(How to complete this task):
An exact copy of every record below is what's needed here.

(Data listing):
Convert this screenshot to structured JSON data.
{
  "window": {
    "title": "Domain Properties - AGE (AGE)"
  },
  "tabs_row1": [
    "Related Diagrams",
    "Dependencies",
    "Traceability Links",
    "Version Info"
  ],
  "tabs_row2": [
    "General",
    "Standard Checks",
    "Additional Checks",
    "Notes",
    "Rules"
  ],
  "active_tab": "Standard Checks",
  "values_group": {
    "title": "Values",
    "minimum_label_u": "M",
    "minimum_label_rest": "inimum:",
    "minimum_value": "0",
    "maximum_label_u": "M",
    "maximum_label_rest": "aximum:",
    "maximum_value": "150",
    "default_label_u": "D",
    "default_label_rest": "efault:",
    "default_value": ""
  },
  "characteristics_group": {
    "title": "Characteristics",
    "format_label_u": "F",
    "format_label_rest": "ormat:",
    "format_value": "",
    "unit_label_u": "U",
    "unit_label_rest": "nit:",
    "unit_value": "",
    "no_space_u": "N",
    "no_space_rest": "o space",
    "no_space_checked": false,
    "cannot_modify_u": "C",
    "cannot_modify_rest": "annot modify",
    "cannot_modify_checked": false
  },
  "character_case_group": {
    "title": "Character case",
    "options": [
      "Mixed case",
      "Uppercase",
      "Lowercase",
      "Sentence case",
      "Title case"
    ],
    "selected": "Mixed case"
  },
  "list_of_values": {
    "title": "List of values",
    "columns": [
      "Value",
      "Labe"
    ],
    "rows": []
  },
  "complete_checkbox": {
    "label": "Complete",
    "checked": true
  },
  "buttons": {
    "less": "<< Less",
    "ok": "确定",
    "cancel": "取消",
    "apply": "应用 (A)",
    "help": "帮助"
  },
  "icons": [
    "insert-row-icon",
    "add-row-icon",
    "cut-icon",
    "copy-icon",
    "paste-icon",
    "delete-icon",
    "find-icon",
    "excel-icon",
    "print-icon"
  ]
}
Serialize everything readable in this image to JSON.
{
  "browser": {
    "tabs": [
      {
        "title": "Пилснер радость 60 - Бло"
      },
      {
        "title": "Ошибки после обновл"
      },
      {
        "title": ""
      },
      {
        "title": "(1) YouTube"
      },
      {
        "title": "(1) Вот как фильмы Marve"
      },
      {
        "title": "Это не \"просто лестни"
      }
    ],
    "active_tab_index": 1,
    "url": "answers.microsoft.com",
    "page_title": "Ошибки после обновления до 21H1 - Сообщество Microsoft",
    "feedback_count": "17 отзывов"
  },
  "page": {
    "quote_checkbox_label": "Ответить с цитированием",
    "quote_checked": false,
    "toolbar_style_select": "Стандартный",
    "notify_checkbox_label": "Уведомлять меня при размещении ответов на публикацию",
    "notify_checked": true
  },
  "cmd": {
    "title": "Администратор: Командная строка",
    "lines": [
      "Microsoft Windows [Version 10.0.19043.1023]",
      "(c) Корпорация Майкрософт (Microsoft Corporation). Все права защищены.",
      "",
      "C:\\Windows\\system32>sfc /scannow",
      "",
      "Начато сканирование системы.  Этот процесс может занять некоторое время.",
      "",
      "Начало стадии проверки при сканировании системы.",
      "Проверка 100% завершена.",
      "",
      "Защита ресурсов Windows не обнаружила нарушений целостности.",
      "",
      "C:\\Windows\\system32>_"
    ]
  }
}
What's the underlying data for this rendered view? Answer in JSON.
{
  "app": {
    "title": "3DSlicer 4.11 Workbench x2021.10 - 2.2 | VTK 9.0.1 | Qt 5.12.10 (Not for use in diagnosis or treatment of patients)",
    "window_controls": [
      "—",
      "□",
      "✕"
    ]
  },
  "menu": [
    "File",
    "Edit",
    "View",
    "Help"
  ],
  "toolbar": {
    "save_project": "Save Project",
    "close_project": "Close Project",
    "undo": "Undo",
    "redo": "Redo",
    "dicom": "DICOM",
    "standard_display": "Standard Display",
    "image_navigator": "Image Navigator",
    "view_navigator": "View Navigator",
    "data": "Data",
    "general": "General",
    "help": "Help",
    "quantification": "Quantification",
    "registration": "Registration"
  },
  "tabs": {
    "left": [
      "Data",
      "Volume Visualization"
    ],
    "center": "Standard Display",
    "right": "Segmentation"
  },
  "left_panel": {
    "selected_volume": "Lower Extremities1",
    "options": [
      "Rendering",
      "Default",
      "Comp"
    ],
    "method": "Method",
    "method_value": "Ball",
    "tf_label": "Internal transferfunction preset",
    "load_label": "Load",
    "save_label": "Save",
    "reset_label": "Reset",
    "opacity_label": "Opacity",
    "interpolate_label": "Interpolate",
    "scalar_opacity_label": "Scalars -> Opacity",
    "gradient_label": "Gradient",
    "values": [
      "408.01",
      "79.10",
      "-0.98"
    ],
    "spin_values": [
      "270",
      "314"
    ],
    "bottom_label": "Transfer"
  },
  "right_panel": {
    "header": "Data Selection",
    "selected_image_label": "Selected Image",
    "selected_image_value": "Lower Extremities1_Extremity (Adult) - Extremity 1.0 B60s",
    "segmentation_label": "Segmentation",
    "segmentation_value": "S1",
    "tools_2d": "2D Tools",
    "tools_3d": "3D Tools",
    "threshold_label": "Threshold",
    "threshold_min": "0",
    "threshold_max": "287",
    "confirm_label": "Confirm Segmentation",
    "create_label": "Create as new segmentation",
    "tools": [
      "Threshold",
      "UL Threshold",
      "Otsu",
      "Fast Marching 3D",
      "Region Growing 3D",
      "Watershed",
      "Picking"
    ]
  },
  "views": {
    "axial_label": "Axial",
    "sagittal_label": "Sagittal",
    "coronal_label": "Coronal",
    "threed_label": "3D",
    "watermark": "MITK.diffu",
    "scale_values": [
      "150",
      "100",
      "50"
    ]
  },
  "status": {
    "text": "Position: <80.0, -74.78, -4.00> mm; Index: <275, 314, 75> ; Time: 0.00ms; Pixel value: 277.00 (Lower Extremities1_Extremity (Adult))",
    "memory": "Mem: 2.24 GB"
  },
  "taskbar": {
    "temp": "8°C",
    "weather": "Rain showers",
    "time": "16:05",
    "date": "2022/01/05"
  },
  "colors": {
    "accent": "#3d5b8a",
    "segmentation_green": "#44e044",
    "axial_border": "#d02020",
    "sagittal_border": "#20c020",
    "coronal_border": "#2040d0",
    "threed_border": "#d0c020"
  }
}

(Written answer):
Convert this screenshot to structured JSON data.
{
  "window": {
    "title": "Domain Properties - AGE (AGE)"
  },
  "tabs_row1": [
    "Related Diagrams",
    "Dependencies",
    "Traceability Links",
    "Version Info"
  ],
  "tabs_row2": [
    "General",
    "Standard Checks",
    "Additional Checks",
    "Notes",
    "Rules"
  ],
  "active_tab": "Standard Checks",
  "values_group": {
    "title": "Values",
    "minimum_label_u": "M",
    "minimum_label_rest": "inimum:",
    "minimum_value": "0",
    "maximum_label_u": "M",
    "maximum_label_rest": "aximum:",
    "maximum_value": "150",
    "default_label_u": "D",
    "default_label_rest": "efault:",
    "default_value": ""
  },
  "characteristics_group": {
    "title": "Characteristics",
    "format_label_u": "F",
    "format_label_rest": "ormat:",
    "format_value": "",
    "unit_label_u": "U",
    "unit_label_rest": "nit:",
    "unit_value": "",
    "no_space_u": "N",
    "no_space_rest": "o space",
    "no_space_checked": false,
    "cannot_modify_u": "C",
    "cannot_modify_rest": "annot modify",
    "cannot_modify_checked": false
  },
  "character_case_group": {
    "title": "Character case",
    "options": [
      "Mixed case",
      "Uppercase",
      "Lowercase",
      "Sentence case",
      "Title case"
    ],
    "selected": "Mixed case"
  },
  "list_of_values": {
    "title": "List of values",
    "columns": [
      "Value",
      "Labe"
    ],
    "rows": []
  },
  "complete_checkbox": {
    "label": "Complete",
    "checked": true
  },
  "buttons": {
    "less": "<< Less",
    "ok": "确定",
    "cancel": "取消",
    "apply": "应用 (A)",
    "help": "帮助"
  },
  "icons": [
    "insert-row-icon",
    "add-row-icon",
    "cut-icon",
    "copy-icon",
    "paste-icon",
    "delete-icon",
    "find-icon",
    "excel-icon",
    "print-icon"
  ]
}
Serialize everything readable in this image to JSON.
{
  "browser": {
    "tabs": [
      {
        "title": "Пилснер радость 60 - Бло"
      },
      {
        "title": "Ошибки после обновл"
      },
      {
        "title": ""
      },
      {
        "title": "(1) YouTube"
      },
      {
        "title": "(1) Вот как фильмы Marve"
      },
      {
        "title": "Это не \"просто лестни"
      }
    ],
    "active_tab_index": 1,
    "url": "answers.microsoft.com",
    "page_title": "Ошибки после обновления до 21H1 - Сообщество Microsoft",
    "feedback_count": "17 отзывов"
  },
  "page": {
    "quote_checkbox_label": "Ответить с цитированием",
    "quote_checked": false,
    "toolbar_style_select": "Стандартный",
    "notify_checkbox_label": "Уведомлять меня при размещении ответов на публикацию",
    "notify_checked": true
  },
  "cmd": {
    "title": "Администратор: Командная строка",
    "lines": [
      "Microsoft Windows [Version 10.0.19043.1023]",
      "(c) Корпорация Майкрософт (Microsoft Corporation). Все права защищены.",
      "",
      "C:\\Windows\\system32>sfc /scannow",
      "",
      "Начато сканирование системы.  Этот процесс может занять некоторое время.",
      "",
      "Начало стадии проверки при сканировании системы.",
      "Проверка 100% завершена.",
      "",
      "Защита ресурсов Windows не обнаружила нарушений целостности.",
      "",
      "C:\\Windows\\system32>_"
    ]
  }
}
What's the underlying data for this rendered view? Answer in JSON.
{
  "app": {
    "title": "3DSlicer 4.11 Workbench x2021.10 - 2.2 | VTK 9.0.1 | Qt 5.12.10 (Not for use in diagnosis or treatment of patients)",
    "window_controls": [
      "—",
      "□",
      "✕"
    ]
  },
  "menu": [
    "File",
    "Edit",
    "View",
    "Help"
  ],
  "toolbar": {
    "save_project": "Save Project",
    "close_project": "Close Project",
    "undo": "Undo",
    "redo": "Redo",
    "dicom": "DICOM",
    "standard_display": "Standard Display",
    "image_navigator": "Image Navigator",
    "view_navigator": "View Navigator",
    "data": "Data",
    "general": "General",
    "help": "Help",
    "quantification": "Quantification",
    "registration": "Registration"
  },
  "tabs": {
    "left": [
      "Data",
      "Volume Visualization"
    ],
    "center": "Standard Display",
    "right": "Segmentation"
  },
  "left_panel": {
    "selected_volume": "Lower Extremities1",
    "options": [
      "Rendering",
      "Default",
      "Comp"
    ],
    "method": "Method",
    "method_value": "Ball",
    "tf_label": "Internal transferfunction preset",
    "load_label": "Load",
    "save_label": "Save",
    "reset_label": "Reset",
    "opacity_label": "Opacity",
    "interpolate_label": "Interpolate",
    "scalar_opacity_label": "Scalars -> Opacity",
    "gradient_label": "Gradient",
    "values": [
      "408.01",
      "79.10",
      "-0.98"
    ],
    "spin_values": [
      "270",
      "314"
    ],
    "bottom_label": "Transfer"
  },
  "right_panel": {
    "header": "Data Selection",
    "selected_image_label": "Selected Image",
    "selected_image_value": "Lower Extremities1_Extremity (Adult) - Extremity 1.0 B60s",
    "segmentation_label": "Segmentation",
    "segmentation_value": "S1",
    "tools_2d": "2D Tools",
    "tools_3d": "3D Tools",
    "threshold_label": "Threshold",
    "threshold_min": "0",
    "threshold_max": "287",
    "confirm_label": "Confirm Segmentation",
    "create_label": "Create as new segmentation",
    "tools": [
      "Threshold",
      "UL Threshold",
      "Otsu",
      "Fast Marching 3D",
      "Region Growing 3D",
      "Watershed",
      "Picking"
    ]
  },
  "views": {
    "axial_label": "Axial",
    "sagittal_label": "Sagittal",
    "coronal_label": "Coronal",
    "threed_label": "3D",
    "watermark": "MITK.diffu",
    "scale_values": [
      "150",
      "100",
      "50"
    ]
  },
  "status": {
    "text": "Position: <80.0, -74.78, -4.00> mm; Index: <275, 314, 75> ; Time: 0.00ms; Pixel value: 277.00 (Lower Extremities1_Extremity (Adult))",
    "memory": "Mem: 2.24 GB"
  },
  "taskbar": {
    "temp": "8°C",
    "weather": "Rain showers",
    "time": "16:05",
    "date": "2022/01/05"
  },
  "colors": {
    "accent": "#3d5b8a",
    "segmentation_green": "#44e044",
    "axial_border": "#d02020",
    "sagittal_border": "#20c020",
    "coronal_border": "#2040d0",
    "threed_border": "#d0c020"
  }
}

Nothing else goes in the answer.